Our ocean is vulnerable, just as we are in the face of the coronavirus pandemic and climate change. And like us, it is also resilient.
As we recognize this World Oceans Day, we understand that a healthy ocean is a necessity. Our ocean sustains life. Our economic well-being is tied to a clean ocean for fishing, tourism and other industries. For years, the ocean has literally “taken the heat” for us and mitigated the effects of rising global temperatures. The ocean absorbs human-caused pollution, making it acidic and less habitable to species of all sorts. We must be mindful not to exact any more damage. In fact, in the wake of an unprecedented economic and health crisis, our healthy ocean can provide answers to how we rebuild our economy. We must do so in a more sustainable and resilient way that protects our planet and supports good-paying jobs.

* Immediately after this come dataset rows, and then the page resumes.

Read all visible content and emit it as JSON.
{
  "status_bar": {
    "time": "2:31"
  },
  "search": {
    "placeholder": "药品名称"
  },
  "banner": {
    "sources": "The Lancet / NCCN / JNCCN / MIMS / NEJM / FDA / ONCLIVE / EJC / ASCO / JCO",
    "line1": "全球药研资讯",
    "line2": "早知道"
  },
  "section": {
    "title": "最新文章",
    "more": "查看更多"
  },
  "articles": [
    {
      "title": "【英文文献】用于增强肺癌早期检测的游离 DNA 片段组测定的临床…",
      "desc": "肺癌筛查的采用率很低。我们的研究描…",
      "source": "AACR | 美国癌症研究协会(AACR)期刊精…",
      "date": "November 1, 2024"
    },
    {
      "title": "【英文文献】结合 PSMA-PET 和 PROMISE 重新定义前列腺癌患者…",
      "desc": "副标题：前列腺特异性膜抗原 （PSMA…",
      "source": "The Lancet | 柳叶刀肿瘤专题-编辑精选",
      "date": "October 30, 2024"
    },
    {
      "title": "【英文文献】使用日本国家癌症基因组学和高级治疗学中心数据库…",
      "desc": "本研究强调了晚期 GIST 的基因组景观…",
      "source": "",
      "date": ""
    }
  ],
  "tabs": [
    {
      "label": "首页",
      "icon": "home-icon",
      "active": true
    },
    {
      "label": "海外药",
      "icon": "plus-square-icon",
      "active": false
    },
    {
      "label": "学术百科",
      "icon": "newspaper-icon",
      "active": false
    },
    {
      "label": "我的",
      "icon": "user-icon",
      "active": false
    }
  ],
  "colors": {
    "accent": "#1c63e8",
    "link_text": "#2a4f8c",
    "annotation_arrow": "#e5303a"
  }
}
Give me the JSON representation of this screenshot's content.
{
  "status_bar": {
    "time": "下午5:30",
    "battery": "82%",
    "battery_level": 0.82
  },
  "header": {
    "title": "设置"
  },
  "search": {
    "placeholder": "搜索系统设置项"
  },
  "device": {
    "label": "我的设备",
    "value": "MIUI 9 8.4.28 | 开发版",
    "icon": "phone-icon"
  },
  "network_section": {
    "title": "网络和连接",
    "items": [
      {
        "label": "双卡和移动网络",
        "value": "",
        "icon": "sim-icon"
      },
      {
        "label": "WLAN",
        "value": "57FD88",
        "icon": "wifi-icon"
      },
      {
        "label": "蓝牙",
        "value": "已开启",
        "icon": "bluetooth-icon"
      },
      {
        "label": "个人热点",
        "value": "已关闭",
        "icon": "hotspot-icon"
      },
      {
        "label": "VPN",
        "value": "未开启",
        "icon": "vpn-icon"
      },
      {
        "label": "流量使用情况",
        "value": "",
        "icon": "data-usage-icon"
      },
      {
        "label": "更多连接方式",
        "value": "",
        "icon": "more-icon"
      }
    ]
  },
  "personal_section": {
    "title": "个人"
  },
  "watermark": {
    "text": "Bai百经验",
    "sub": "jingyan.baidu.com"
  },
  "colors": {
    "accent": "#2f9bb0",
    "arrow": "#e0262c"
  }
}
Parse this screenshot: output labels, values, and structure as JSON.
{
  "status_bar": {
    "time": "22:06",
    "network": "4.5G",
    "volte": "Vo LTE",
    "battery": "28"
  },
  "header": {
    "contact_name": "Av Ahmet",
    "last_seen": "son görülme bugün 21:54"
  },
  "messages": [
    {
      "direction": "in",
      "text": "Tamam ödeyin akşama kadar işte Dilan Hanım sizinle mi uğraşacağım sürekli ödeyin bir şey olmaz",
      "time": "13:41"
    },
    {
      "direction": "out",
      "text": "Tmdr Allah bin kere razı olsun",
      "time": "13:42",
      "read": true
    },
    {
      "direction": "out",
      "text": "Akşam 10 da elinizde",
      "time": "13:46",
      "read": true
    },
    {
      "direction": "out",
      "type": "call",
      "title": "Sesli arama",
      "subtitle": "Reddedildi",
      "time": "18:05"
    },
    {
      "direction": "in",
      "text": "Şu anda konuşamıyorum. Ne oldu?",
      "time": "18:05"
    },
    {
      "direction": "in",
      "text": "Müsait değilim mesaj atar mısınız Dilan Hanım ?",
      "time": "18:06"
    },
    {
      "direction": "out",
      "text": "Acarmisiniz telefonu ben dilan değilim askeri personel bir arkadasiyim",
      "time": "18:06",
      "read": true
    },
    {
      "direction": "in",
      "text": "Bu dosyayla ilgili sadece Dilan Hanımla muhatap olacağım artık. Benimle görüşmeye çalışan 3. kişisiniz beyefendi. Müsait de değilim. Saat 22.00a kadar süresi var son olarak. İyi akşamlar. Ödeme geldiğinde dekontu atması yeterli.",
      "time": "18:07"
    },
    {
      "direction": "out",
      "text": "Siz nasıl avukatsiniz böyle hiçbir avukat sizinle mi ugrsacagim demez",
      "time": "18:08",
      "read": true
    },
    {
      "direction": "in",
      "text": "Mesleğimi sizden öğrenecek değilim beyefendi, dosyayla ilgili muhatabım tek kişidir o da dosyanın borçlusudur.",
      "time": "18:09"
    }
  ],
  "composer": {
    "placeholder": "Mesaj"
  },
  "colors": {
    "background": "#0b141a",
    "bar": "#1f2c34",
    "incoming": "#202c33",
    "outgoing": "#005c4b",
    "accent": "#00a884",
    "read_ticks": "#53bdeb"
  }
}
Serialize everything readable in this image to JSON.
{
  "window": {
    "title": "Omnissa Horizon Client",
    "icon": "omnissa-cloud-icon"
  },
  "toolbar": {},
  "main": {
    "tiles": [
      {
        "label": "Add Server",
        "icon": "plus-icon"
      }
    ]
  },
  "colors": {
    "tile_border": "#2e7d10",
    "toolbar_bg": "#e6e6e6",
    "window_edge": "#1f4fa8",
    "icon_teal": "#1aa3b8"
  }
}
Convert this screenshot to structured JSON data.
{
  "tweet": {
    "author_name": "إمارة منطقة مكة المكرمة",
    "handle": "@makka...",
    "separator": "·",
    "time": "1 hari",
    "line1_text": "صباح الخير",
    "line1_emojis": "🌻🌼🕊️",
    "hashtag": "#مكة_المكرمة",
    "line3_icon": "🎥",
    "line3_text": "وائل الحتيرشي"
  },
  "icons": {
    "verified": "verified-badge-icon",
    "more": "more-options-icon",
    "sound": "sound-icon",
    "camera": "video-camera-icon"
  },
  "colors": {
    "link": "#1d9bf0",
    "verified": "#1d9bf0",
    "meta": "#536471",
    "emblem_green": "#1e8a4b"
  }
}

Healthy coastal and marine habitats are vital economic engines. Coastal communities, including Tampa Bay and the Oregon coast, contribute $7.6 trillion to the U.S. economy annually. The blue economy – the part of our economy that directly depends on our ocean – drives approximately 149,000 businesses in our country that employ more than 3 million people. But our coastal communities are struggling in the wake of the coronavirus pandemic. Until visitors can safely return and support the economic prosperity of our coastal communities through tourism, recreation and support for our fisheries, we need to throw them a lifeline. Restoration and resilience projects can rapidly provide economic and ecological benefits for coastal communities.
Following the economic downturn in 2009, Congress provided the National Oceanic and Atmospheric Administration with $167 million for coastal restoration projects. This fruitful investment supported 125 projects that restored more than 25,584 acres of coastal habitat, improved 677 miles of streams of fish habitat, removed more than 433,397 tons of debris from coastal habitats, and created more than 2,280 jobs. Ten years later, our communities need another investment that addresses the damage to our coasts.